Here’s where you see allyship in a profession start raising its head. I see these problems as a librarian and it’s my job to fix them. No matter who’s experiencing the problem, no matter if their difference is like my difference, this is now my job to fix. I’ve been using this idea of information privilege to teach students at previous institutions, which was fun and awesome and I’m super bummed I don’t get to do that anymore, but hey that’s okay – using theorists like bell hooks and Paolo Freire to make these ideas real to these learners and help show then that it is their responsibility as a part of these institutions of higher education to take this knowledge they have and share it. And to challenge to structures that make it inaccessible.
When I worked at the Claremont Colleges outside of LA for about five years before I came here, those are fancy private schools and there’s a lot of rich kids there. The way I came at this with them is that you have access to so much wealth, your tuition pays for so much information, and you have to take it and give it to other people who need it – it’s your responsibility. So we’d spend entire semesters writing Wikipedia articles, figuring out ways to make the citations free and linking to them, so that people could download that stuff and it wouldn’t just be trapped in a library that you have to be so fancy to get access to. Again, in institutions where there is a lot of privilege, this work of allyship has to translate to people being empowered to do that allyship work themselves. So I’m not just sitting there sending articles to all the Sandys, I want to make a collective of people who understand that this is something they can do in their lives.”
This is part 2 of a three-installment transcript of a closing keynote I gave at the 2017 CSU San Marcos Social Justice Summit Stay tuned for part 3, and if you’re feeling confused you should probably go back and read part 1.
 Bounds v. Smith, 430 U.S. 817 (1977), mandated that prisons provide incarcerated people with access to legal professionals or law library collections – this preserved the right of “meaningful access to the courts.” Lewis v. Casey, 518 U.S. 343 (1996), rolled this requirement back. A discussion of impacts of these cases and other trends in US prison libraries is available in Lehmann, V. (2011). Challenges and accomplishments in U.S. prison libraries.

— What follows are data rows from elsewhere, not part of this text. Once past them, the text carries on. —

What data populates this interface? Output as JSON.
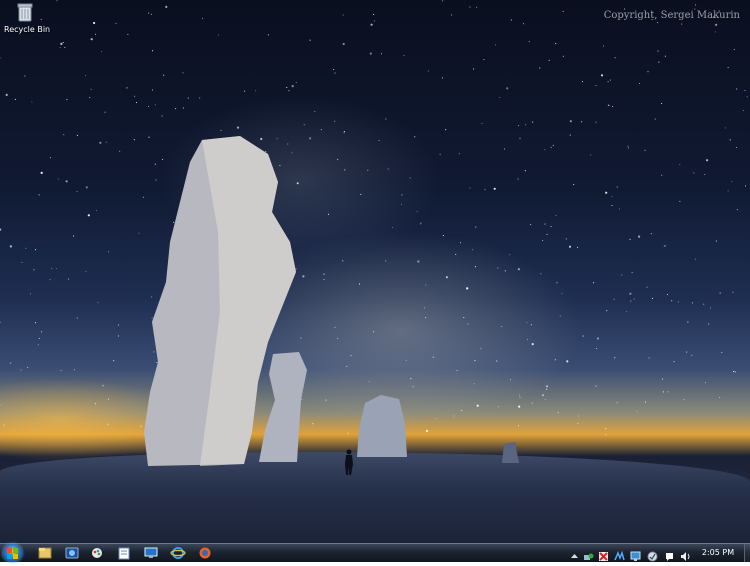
{
  "desktop": {
    "icons": [
      {
        "label": "Recycle Bin",
        "icon": "recycle-bin-icon"
      }
    ],
    "watermark": "Copyright, Sergei Makurin"
  },
  "taskbar": {
    "pinned": [
      {
        "name": "windows-explorer-icon"
      },
      {
        "name": "media-center-icon"
      },
      {
        "name": "paint-icon"
      },
      {
        "name": "wordpad-icon"
      },
      {
        "name": "remote-desktop-icon"
      },
      {
        "name": "internet-explorer-icon"
      },
      {
        "name": "firefox-icon"
      }
    ],
    "tray_icons": [
      "show-hidden-icons-icon",
      "network-icon",
      "security-icon",
      "bluetooth-icon",
      "monitor-icon",
      "update-icon",
      "action-center-icon",
      "volume-icon"
    ],
    "clock": "2:05 PM"
  }
}
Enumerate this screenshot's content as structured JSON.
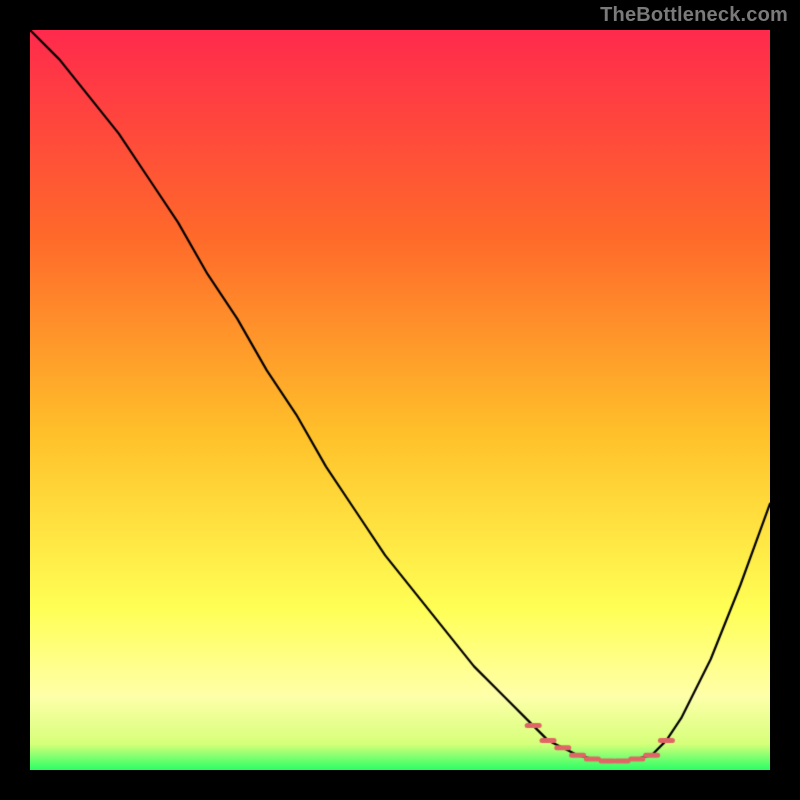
{
  "attribution": "TheBottleneck.com",
  "colors": {
    "page_bg": "#000000",
    "gradient_top": "#ff2a4d",
    "gradient_mid1": "#ff7a2a",
    "gradient_mid2": "#ffd22a",
    "gradient_mid3": "#ffff66",
    "gradient_bottom": "#2aff66",
    "curve": "#000000",
    "marker": "#e06666"
  },
  "chart_data": {
    "type": "line",
    "title": "",
    "xlabel": "",
    "ylabel": "",
    "xlim": [
      0,
      100
    ],
    "ylim": [
      0,
      100
    ],
    "series": [
      {
        "name": "bottleneck-curve",
        "x": [
          0,
          4,
          8,
          12,
          16,
          20,
          24,
          28,
          32,
          36,
          40,
          44,
          48,
          52,
          56,
          60,
          64,
          68,
          70,
          72,
          74,
          76,
          78,
          80,
          82,
          84,
          86,
          88,
          92,
          96,
          100
        ],
        "y": [
          100,
          96,
          91,
          86,
          80,
          74,
          67,
          61,
          54,
          48,
          41,
          35,
          29,
          24,
          19,
          14,
          10,
          6,
          4,
          3,
          2,
          1.5,
          1.2,
          1.2,
          1.5,
          2,
          4,
          7,
          15,
          25,
          36
        ]
      }
    ],
    "markers": {
      "name": "optimal-range-markers",
      "x": [
        68,
        70,
        72,
        74,
        76,
        78,
        80,
        82,
        84,
        86
      ],
      "y": [
        6,
        4,
        3,
        2,
        1.5,
        1.2,
        1.2,
        1.5,
        2,
        4
      ]
    },
    "gradient_stops": [
      {
        "offset": 0.0,
        "color": "#ff2a4d"
      },
      {
        "offset": 0.28,
        "color": "#ff6a2a"
      },
      {
        "offset": 0.55,
        "color": "#ffc22a"
      },
      {
        "offset": 0.78,
        "color": "#ffff55"
      },
      {
        "offset": 0.9,
        "color": "#ffffaa"
      },
      {
        "offset": 0.965,
        "color": "#d6ff7a"
      },
      {
        "offset": 1.0,
        "color": "#2aff66"
      }
    ]
  }
}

Library Trends, 59(3), p. 490–508.—
I have a new website at charbooth.com for updated presentation, publication, cv etc. content but will keep info-mational active for blog type things.